The answer should consist of every line in the material below that has the word "JSON".

*** Begin section ***

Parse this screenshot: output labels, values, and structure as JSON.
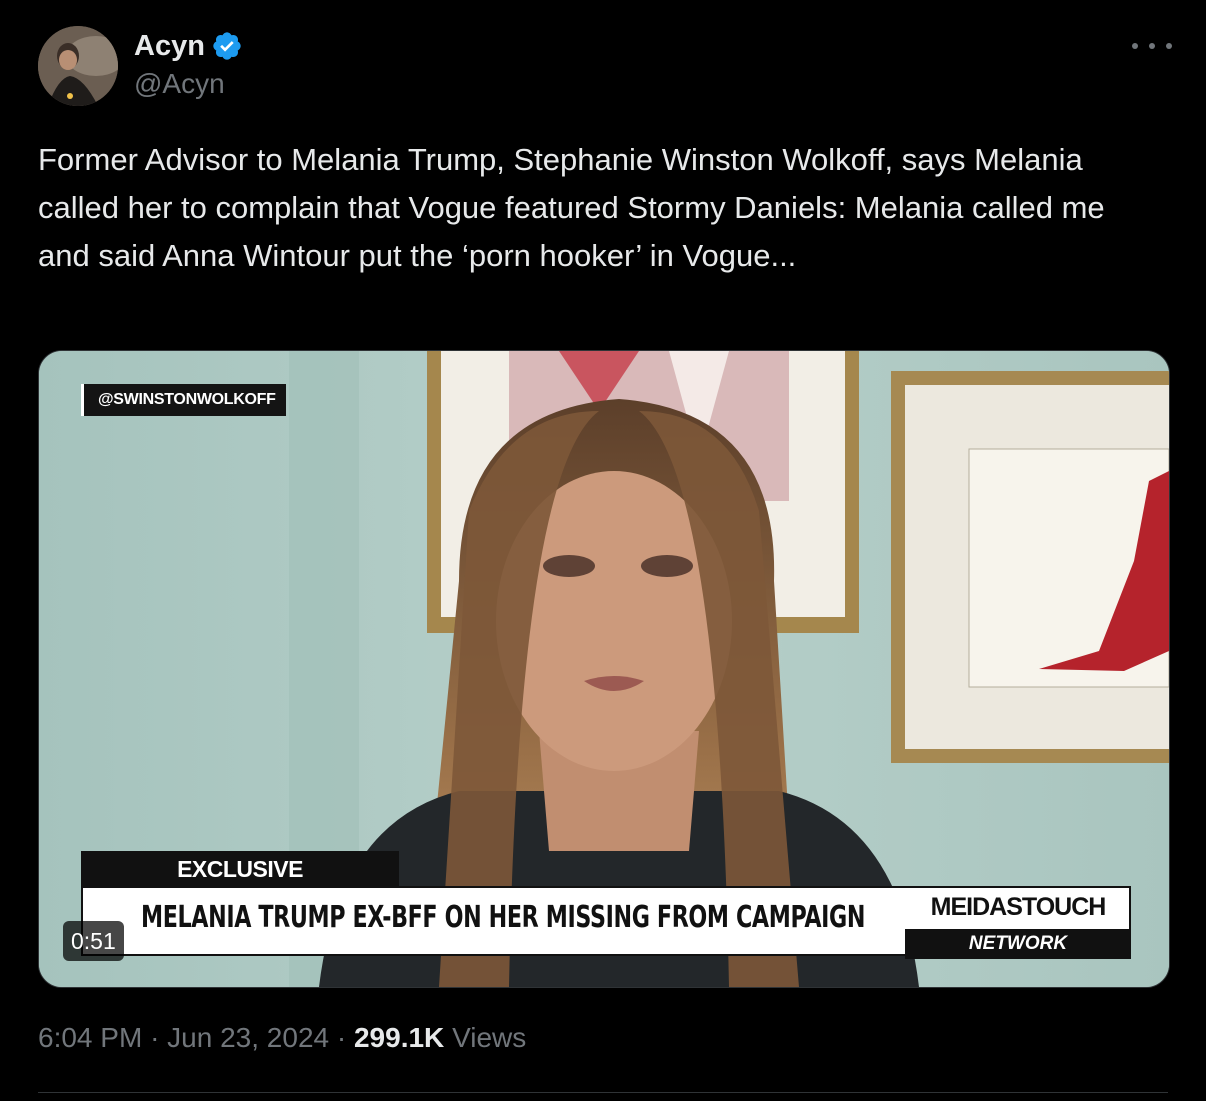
{
  "author": {
    "display_name": "Acyn",
    "handle": "@Acyn",
    "verified": true,
    "badge_color": "#1d9bf0"
  },
  "tweet": {
    "text": "Former Advisor to Melania Trump, Stephanie Winston Wolkoff, says Melania called her to complain that Vogue featured Stormy Daniels: Melania called me and said Anna Wintour put the ‘porn hooker’ in Vogue..."
  },
  "media": {
    "handle_tag": "@SWINSTONWOLKOFF",
    "exclusive_label": "EXCLUSIVE",
    "headline": "MELANIA TRUMP EX-BFF ON HER MISSING FROM CAMPAIGN",
    "brand_top": "MEIDASTOUCH",
    "brand_bottom": "NETWORK",
    "duration": "0:51"
  },
  "meta": {
    "time": "6:04 PM",
    "separator": "·",
    "date": "Jun 23, 2024",
    "views_count": "299.1K",
    "views_label": "Views"
  },
  "icons": {
    "more": "more-options-icon",
    "verified": "verified-badge-icon"
  },
  "colors": {
    "background": "#000000",
    "text_primary": "#e7e9ea",
    "text_secondary": "#71767b",
    "divider": "#2f3336"
  }
}
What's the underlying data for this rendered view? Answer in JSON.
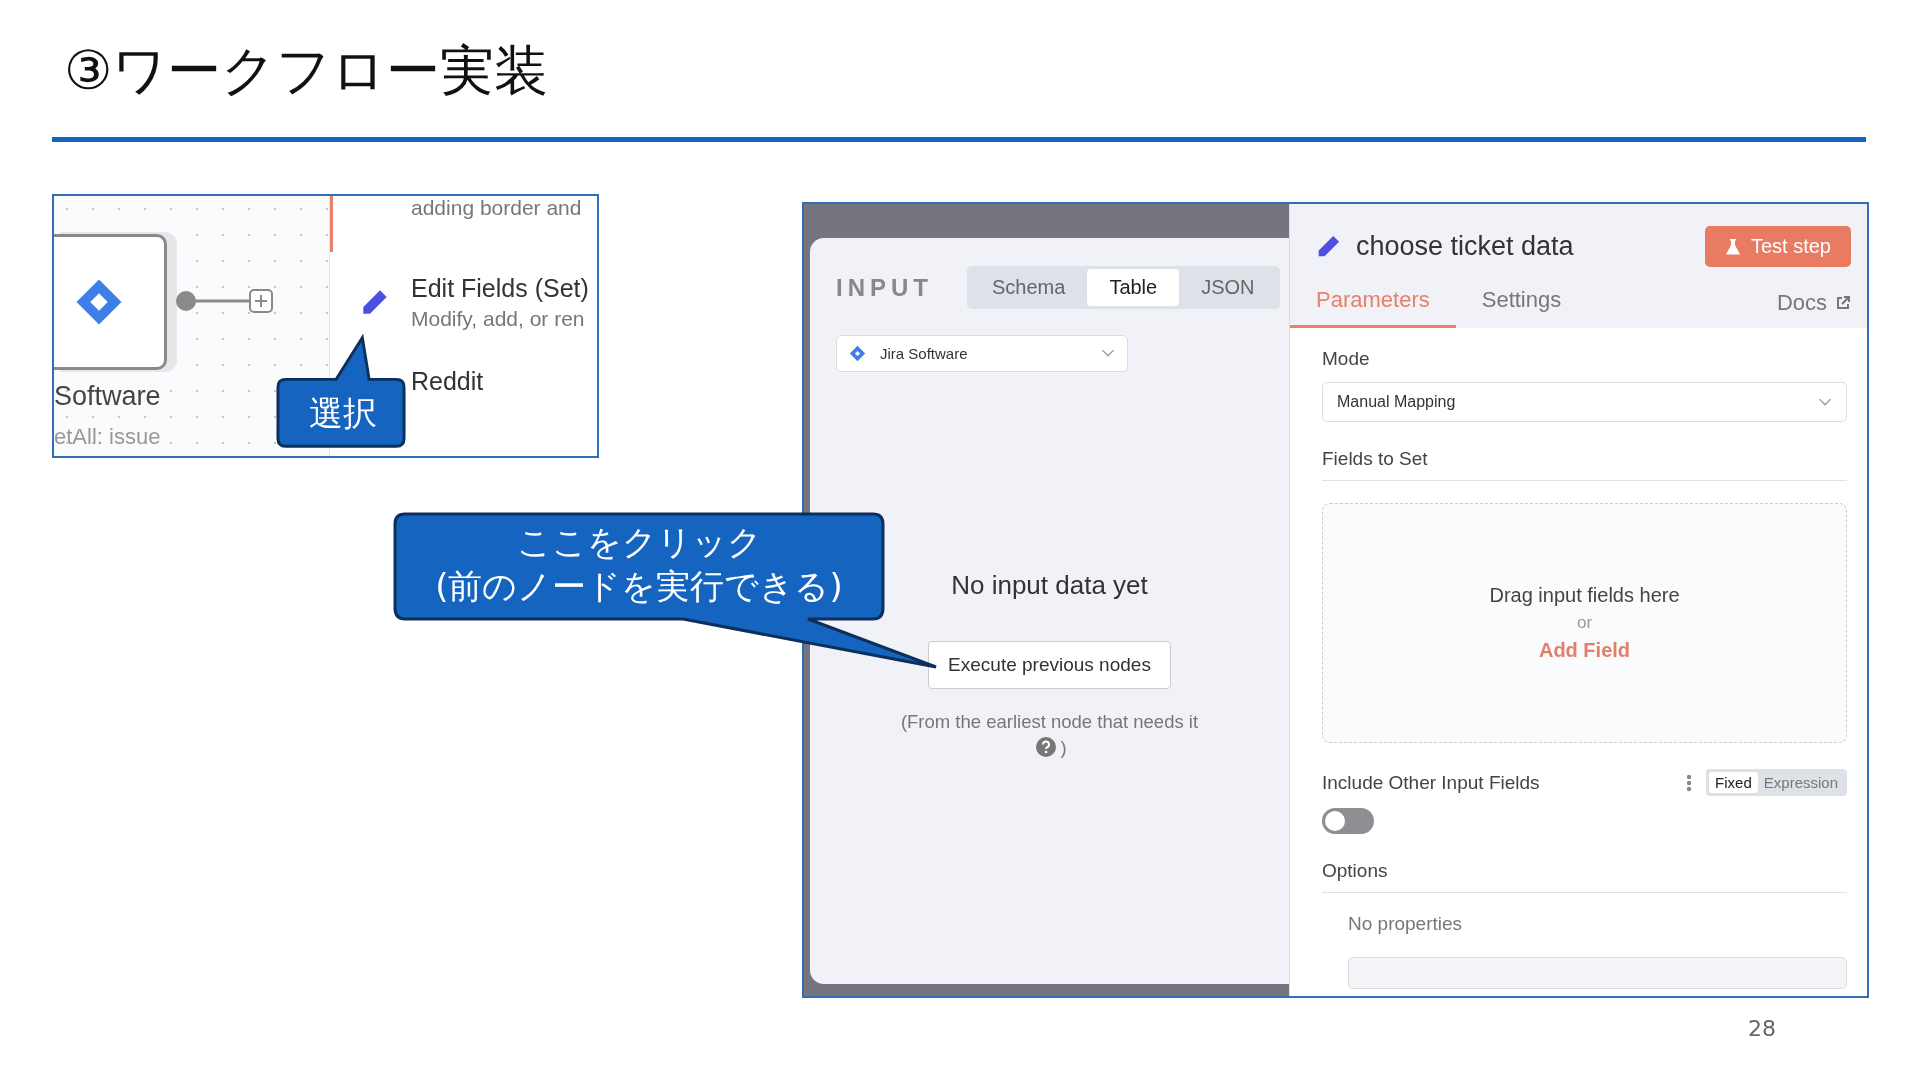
{
  "title": "③ワークフロー実装",
  "canvas_snippet": {
    "node_label": "Software",
    "node_subtitle": "etAll: issue",
    "node_list": [
      {
        "kind": "cut",
        "description": "adding border and"
      },
      {
        "kind": "pencil",
        "title": "Edit Fields (Set)",
        "description": "Modify, add, or ren"
      },
      {
        "kind": "plain",
        "title": "Reddit"
      }
    ]
  },
  "input_panel": {
    "label": "INPUT",
    "tabs": [
      {
        "label": "Schema",
        "selected": false
      },
      {
        "label": "Table",
        "selected": true
      },
      {
        "label": "JSON",
        "selected": false
      }
    ],
    "source": "Jira Software",
    "empty_title": "No input data yet",
    "button": "Execute previous nodes",
    "hint": "(From the earliest node that needs it",
    "hint_end": ")"
  },
  "node_panel": {
    "title": "choose ticket data",
    "test_button": "Test step",
    "tabs": [
      {
        "label": "Parameters",
        "selected": true
      },
      {
        "label": "Settings",
        "selected": false
      }
    ],
    "docs": "Docs",
    "mode_label": "Mode",
    "mode_value": "Manual Mapping",
    "fields_label": "Fields to Set",
    "drop_text": "Drag input fields here",
    "drop_or": "or",
    "add_field": "Add Field",
    "include_label": "Include Other Input Fields",
    "value_modes": [
      {
        "label": "Fixed",
        "selected": true
      },
      {
        "label": "Expression",
        "selected": false
      }
    ],
    "include_switch": {
      "on": false
    },
    "options_label": "Options",
    "no_properties": "No properties"
  },
  "callouts": [
    {
      "text": "選択"
    },
    {
      "text": "ここをクリック\n(前のノードを実行できる)"
    }
  ],
  "page_number": "28"
}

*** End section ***

◆ Answer section ◆
Parse this screenshot: output labels, values, and structure as JSON.
What's the underlying data for this rendered view? Answer in JSON.
        "label": "JSON",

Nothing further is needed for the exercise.